>>>>>
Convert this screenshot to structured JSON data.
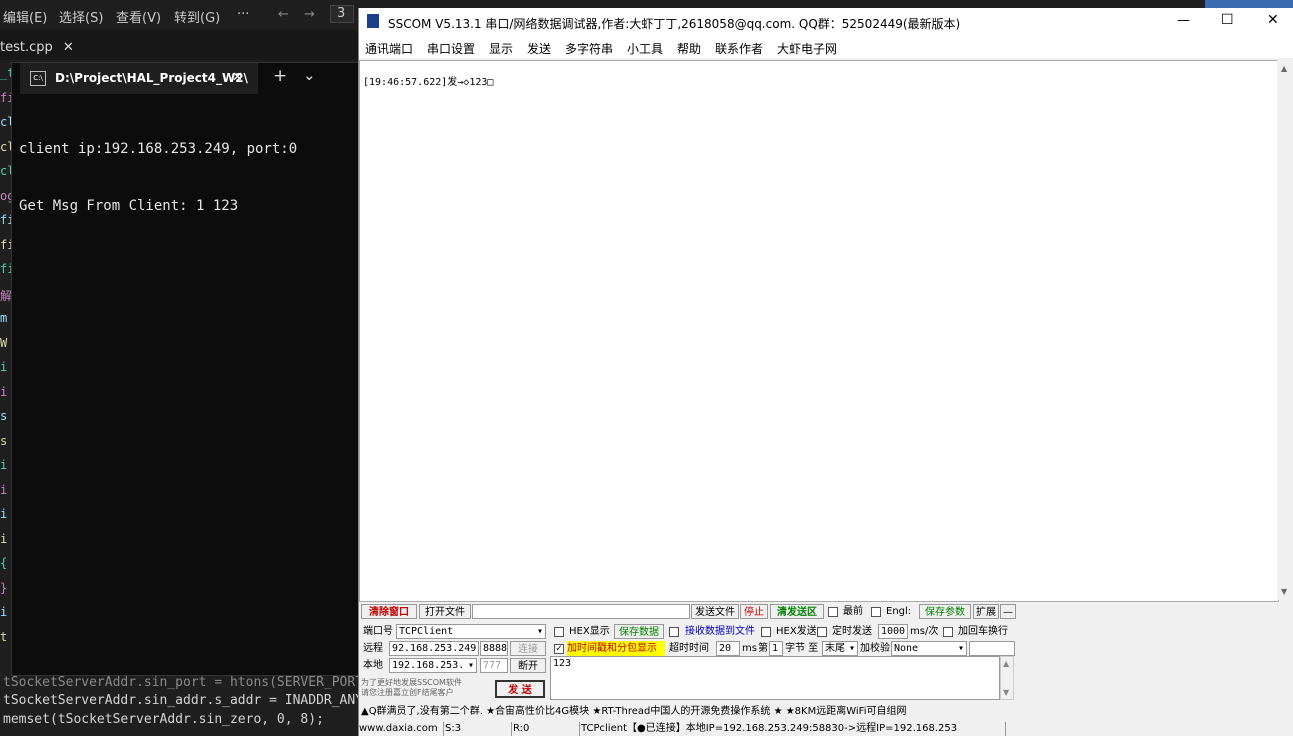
{
  "vscode": {
    "menu": [
      "编辑(E)",
      "选择(S)",
      "查看(V)",
      "转到(G)",
      "···"
    ],
    "nav_back": "←",
    "nav_forward": "→",
    "search_fragment": "3",
    "tab_label": "test.cpp",
    "tab_close": "✕",
    "gutter_fragments": [
      "_t",
      "fi",
      "cl",
      "cl",
      "cl",
      "og",
      "fi",
      "fi",
      "fi",
      "解",
      "m",
      "W",
      "i",
      "i",
      "s",
      "s",
      "i",
      "i",
      "i",
      "i",
      "{",
      "}",
      "i",
      "t"
    ],
    "code_lines": [
      "tSocketServerAddr.sin_port = htons(SERVER_PORT",
      "tSocketServerAddr.sin_addr.s_addr = INADDR_ANY",
      "memset(tSocketServerAddr.sin_zero, 0, 8);"
    ]
  },
  "terminal": {
    "tab_title": "D:\\Project\\HAL_Project4_W2\\",
    "tab_icon": "C:\\",
    "close": "✕",
    "new_tab": "+",
    "dropdown": "⌄",
    "output": [
      "client ip:192.168.253.249, port:0",
      "Get Msg From Client: 1 123"
    ]
  },
  "sscom": {
    "title": "SSCOM V5.13.1 串口/网络数据调试器,作者:大虾丁丁,2618058@qq.com. QQ群：52502449(最新版本)",
    "window_controls": {
      "minimize": "—",
      "maximize": "☐",
      "close": "✕"
    },
    "menu": [
      "通讯端口",
      "串口设置",
      "显示",
      "发送",
      "多字符串",
      "小工具",
      "帮助",
      "联系作者",
      "大虾电子网"
    ],
    "receive_text": "[19:46:57.622]发→◇123□",
    "toolbar": {
      "clear_window": "清除窗口",
      "open_file": "打开文件",
      "send_file": "发送文件",
      "stop": "停止",
      "clear_send": "清发送区",
      "topmost": "最前",
      "english": "Engl:",
      "save_params": "保存参数",
      "expand": "扩展",
      "collapse": "—"
    },
    "config": {
      "port_label": "端口号",
      "port_value": "TCPClient",
      "hex_display": "HEX显示",
      "save_data": "保存数据",
      "recv_to_file": "接收数据到文件",
      "hex_send": "HEX发送",
      "timed_send": "定时发送",
      "interval": "1000",
      "interval_unit": "ms/次",
      "add_crlf": "加回车换行",
      "remote_label": "远程",
      "remote_ip": "92.168.253.249",
      "remote_port": "8888",
      "connect": "连接",
      "timestamp_label": "加时间戳和分包显示",
      "timeout_label": "超时时间",
      "timeout_value": "20",
      "timeout_unit": "ms",
      "nth_label": "第",
      "nth_value": "1",
      "byte_label": "字节 至",
      "end_value": "末尾",
      "checksum_label": "加校验",
      "checksum_value": "None",
      "local_label": "本地",
      "local_ip": "192.168.253.",
      "local_port": "777",
      "disconnect": "断开",
      "send_text": "123",
      "send_button": "发 送",
      "promo": "为了更好地发展SSCOM软件\n请您注册嘉立创F结尾客户"
    },
    "ticker": "▲Q群满员了,没有第二个群.   ★合宙高性价比4G模块   ★RT-Thread中国人的开源免费操作系统    ★  ★8KM远距离WiFi可自组网",
    "status": {
      "site": "www.daxia.com",
      "sent": "S:3",
      "received": "R:0",
      "connection": "TCPclient【●已连接】本地IP=192.168.253.249:58830->远程IP=192.168.253"
    },
    "colors": {
      "accent_red": "#c00000",
      "accent_green": "#008000",
      "highlight_yellow": "#ffff00",
      "link_blue": "#0000c0"
    }
  }
}
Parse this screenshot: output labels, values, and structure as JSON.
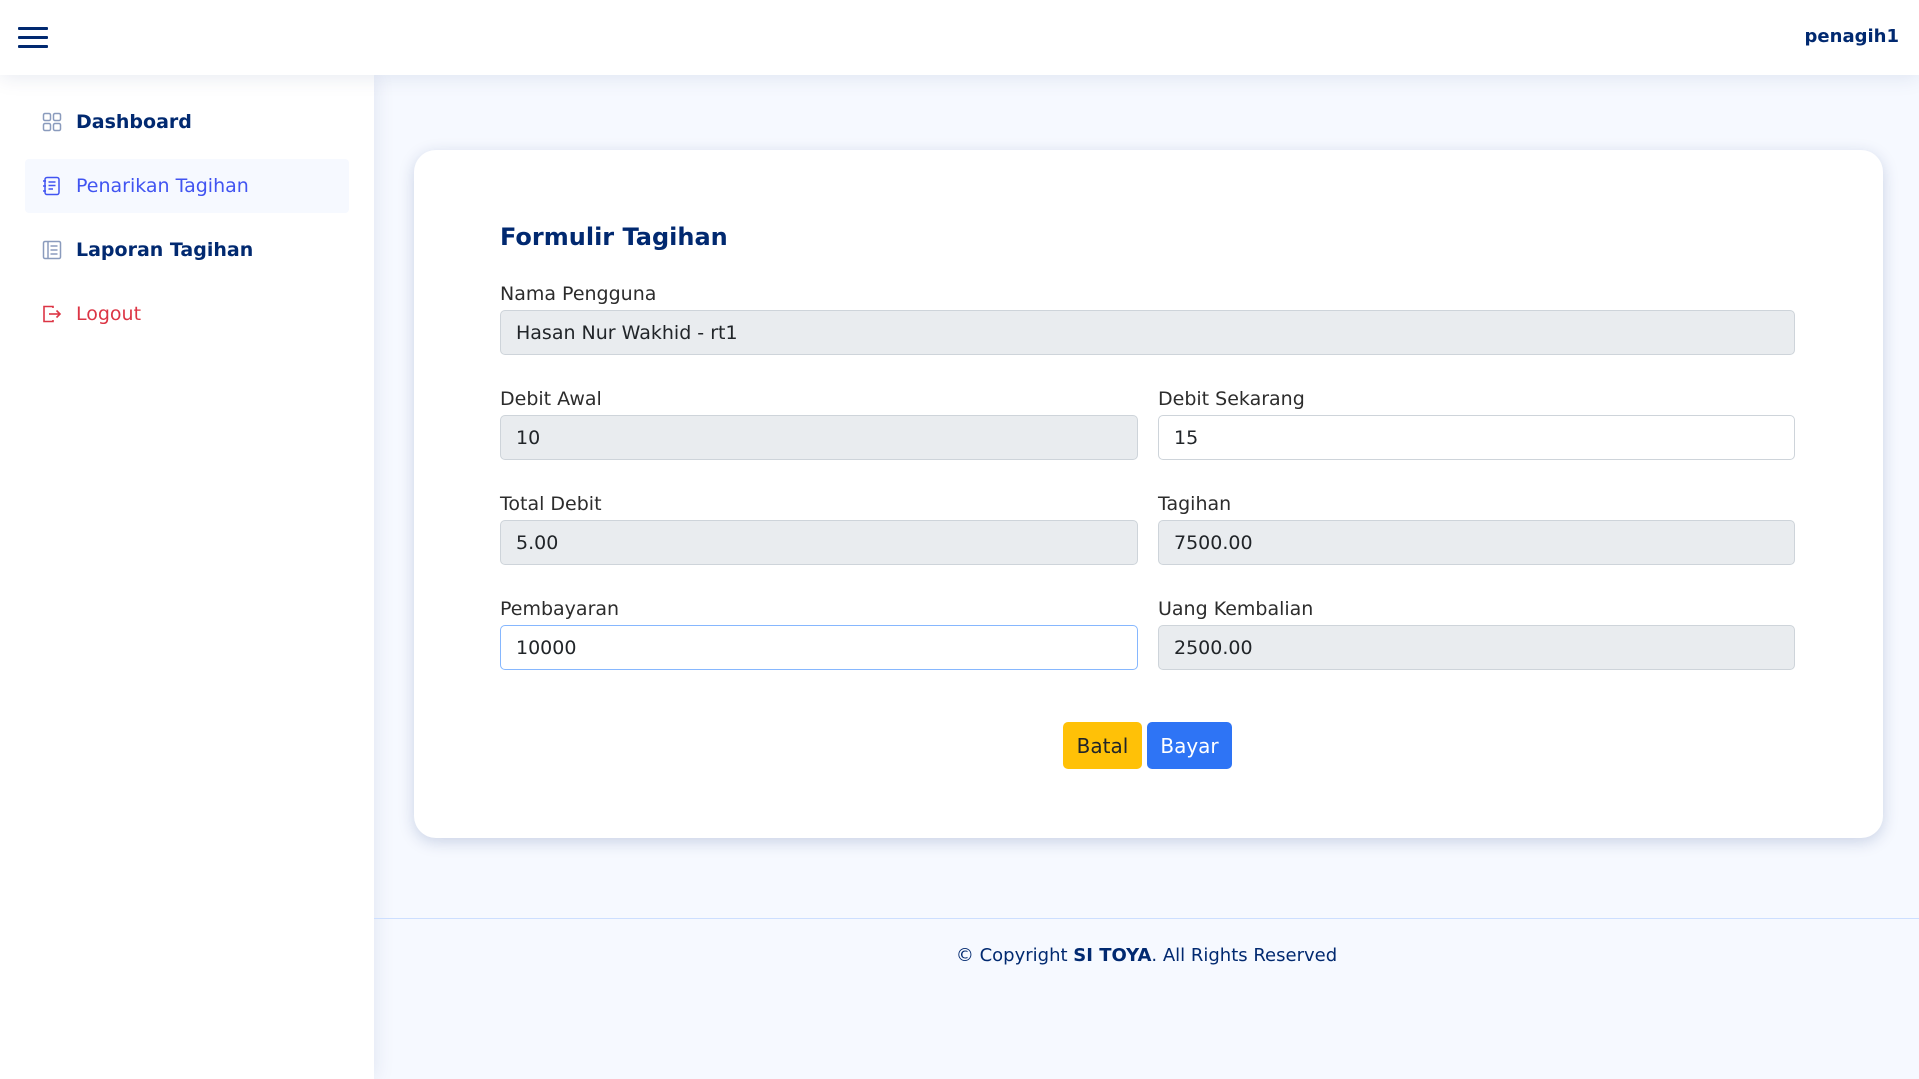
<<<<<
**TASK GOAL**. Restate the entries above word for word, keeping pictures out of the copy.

**SOLUTION FOR THIS PROBLEM**.
Convert this screenshot to structured JSON data.
{
  "vscode": {
    "menu": [
      "编辑(E)",
      "选择(S)",
      "查看(V)",
      "转到(G)",
      "···"
    ],
    "nav_back": "←",
    "nav_forward": "→",
    "search_fragment": "3",
    "tab_label": "test.cpp",
    "tab_close": "✕",
    "gutter_fragments": [
      "_t",
      "fi",
      "cl",
      "cl",
      "cl",
      "og",
      "fi",
      "fi",
      "fi",
      "解",
      "m",
      "W",
      "i",
      "i",
      "s",
      "s",
      "i",
      "i",
      "i",
      "i",
      "{",
      "}",
      "i",
      "t"
    ],
    "code_lines": [
      "tSocketServerAddr.sin_port = htons(SERVER_PORT",
      "tSocketServerAddr.sin_addr.s_addr = INADDR_ANY",
      "memset(tSocketServerAddr.sin_zero, 0, 8);"
    ]
  },
  "terminal": {
    "tab_title": "D:\\Project\\HAL_Project4_W2\\",
    "tab_icon": "C:\\",
    "close": "✕",
    "new_tab": "+",
    "dropdown": "⌄",
    "output": [
      "client ip:192.168.253.249, port:0",
      "Get Msg From Client: 1 123"
    ]
  },
  "sscom": {
    "title": "SSCOM V5.13.1 串口/网络数据调试器,作者:大虾丁丁,2618058@qq.com. QQ群：52502449(最新版本)",
    "window_controls": {
      "minimize": "—",
      "maximize": "☐",
      "close": "✕"
    },
    "menu": [
      "通讯端口",
      "串口设置",
      "显示",
      "发送",
      "多字符串",
      "小工具",
      "帮助",
      "联系作者",
      "大虾电子网"
    ],
    "receive_text": "[19:46:57.622]发→◇123□",
    "toolbar": {
      "clear_window": "清除窗口",
      "open_file": "打开文件",
      "send_file": "发送文件",
      "stop": "停止",
      "clear_send": "清发送区",
      "topmost": "最前",
      "english": "Engl:",
      "save_params": "保存参数",
      "expand": "扩展",
      "collapse": "—"
    },
    "config": {
      "port_label": "端口号",
      "port_value": "TCPClient",
      "hex_display": "HEX显示",
      "save_data": "保存数据",
      "recv_to_file": "接收数据到文件",
      "hex_send": "HEX发送",
      "timed_send": "定时发送",
      "interval": "1000",
      "interval_unit": "ms/次",
      "add_crlf": "加回车换行",
      "remote_label": "远程",
      "remote_ip": "92.168.253.249",
      "remote_port": "8888",
      "connect": "连接",
      "timestamp_label": "加时间戳和分包显示",
      "timeout_label": "超时时间",
      "timeout_value": "20",
      "timeout_unit": "ms",
      "nth_label": "第",
      "nth_value": "1",
      "byte_label": "字节 至",
      "end_value": "末尾",
      "checksum_label": "加校验",
      "checksum_value": "None",
      "local_label": "本地",
      "local_ip": "192.168.253.",
      "local_port": "777",
      "disconnect": "断开",
      "send_text": "123",
      "send_button": "发 送",
      "promo": "为了更好地发展SSCOM软件\n请您注册嘉立创F结尾客户"
    },
    "ticker": "▲Q群满员了,没有第二个群.   ★合宙高性价比4G模块   ★RT-Thread中国人的开源免费操作系统    ★  ★8KM远距离WiFi可自组网",
    "status": {
      "site": "www.daxia.com",
      "sent": "S:3",
      "received": "R:0",
      "connection": "TCPclient【●已连接】本地IP=192.168.253.249:58830->远程IP=192.168.253"
    },
    "colors": {
      "accent_red": "#c00000",
      "accent_green": "#008000",
      "highlight_yellow": "#ffff00",
      "link_blue": "#0000c0"
    }
  }
}
Parse this screenshot: output labels, values, and structure as JSON.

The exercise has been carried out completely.